As George Heffley coached his daughter Lori's recreation basketball team over the past four years, he expected his best players to take Fallston to the state final four one day. But he didn't expect it would come in their freshman year.
"I knew they had a lot of potential," Heffley said. "But I thought they were a year away from making it to that level."
The freshmen, Lori Heffley, Suzy Harrison, Jenny Weber and Candy Credito, blended so well with the Cougars' veteran upperclassmen thatthey helped take Fallston to the state semifinals for the first timein five years.
Friday night, the Cougars (19-5) became only the third Harford County team ever to advance to the state title game. They defeated second-seeded Snow Hill (21-5), of Worcester County, 45-40in a Class 1A semifinal at Catonsville Community College.
Heffleyscored 10 points in Friday's win. But the night belonged to the upperclassmen. Senior center Nicole Lauer collected eight points, including six during a 10-point run in the third quarter that saw Fallston take the lead for good. Scoring honors went to junior Pam Toth (12 points, 12 rebounds, six steals), while classmate Cindy Jenkins added eight points and four assists.
Fallston was scheduled to play for the 1A title yesterday, against top-seeded Williamsport.
For the Cougars, the season didn't start out smoothly. They lost four games early, including their first two league games, against Edgewood and Joppatowne.
"At the beginning of the season, we thought we would be happy with a .500 season," Weber said. "Nobody expected us to get to states."
The early problems were simply growing pains. The freshmen needed time to grow into the game with the veterans -- most notably juniors Cindy Jenkins and Pam Toth and senior Tammy Kloiber.
"At first we really didn't know how they played," said Toth, "but as the season went on, they really picked it up and we played together."
After dropping those first two league games, the Cougars went on to win their next 11, including an upset of county champion C. Milton Wright. The Cougars had won 13 of their last 14 games going into the state playoffs.
The veterans -- Jenkins, the court leader; Toth, the leading scorer; and Kloiber, a solid all-around player -- have led the Cougars, but without the freshmen they might be watching the state playoffs instead of participating.
Heffley has started all season at guard; Harrison is a sometime starter at center; forwards Weber and Credito have contributed consistently off the bench. All say they wereaccepted quickly by their more experienced teammates.
"They don'ttreat us like freshmen," said Weber. "But every once in a while theytease us a little."
Their talent and their willingness to work hard helped the youngsters fit in quickly.
"They don't play like freshman," said Jenkins, who didn't realize at the time that she played much of the second half of the win over C. Milton Wright with the four freshmen.
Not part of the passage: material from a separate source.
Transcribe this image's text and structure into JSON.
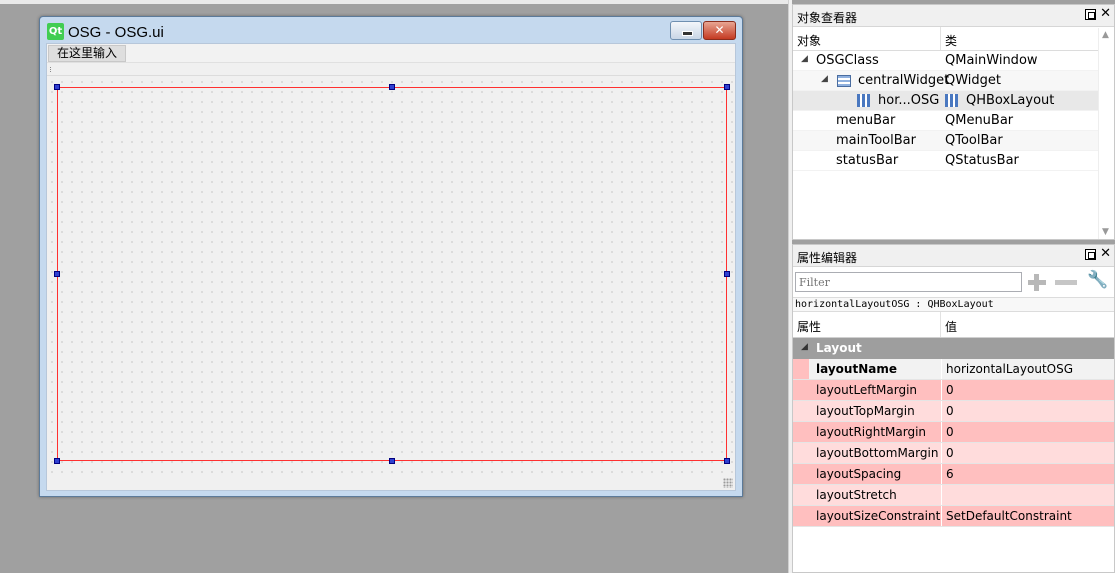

Through their recreation years, Heffley, Harrison, Weber and Credito have played in tough leagues, with George Heffley seeking better and better competition. He took them to a league in Arbutus last year that had some of the better players from Baltimore City and Baltimore County. They finished third.
Last year, Heffley's team won the competitive Cockeysville Tournament. The Fallston girls were the first team from Harford County -- girls or boys -- to do that.
"They're just a group of intelligent, hard-working girls who love the game of basketball. They were easy to coach," Heffley said.
Fallston coach Nancy Ferguson has seen this kind of talent before, although not in a solid corps of freshmen. In her first season at Fallston, Ferguson took the Cougars to the state final four.
That team, which included Gina Daniel and Lisa Zahner, was going to the final four for the second straight year. They didn't get past the first round,but they did win the Harford County championship and finish 20-3.
Although Ferguson has had a lot of talented players since, she hasn't had as many at one time.
"Like any school, it goes in cycles," Ferguson said. "I think we're in a pretty good swing right now with what's coming up."
The future looks bright.
"This year's eighth-graders are awesome," said Kloiber. "I ref some of their games, and I think this trend is going to continue for a while."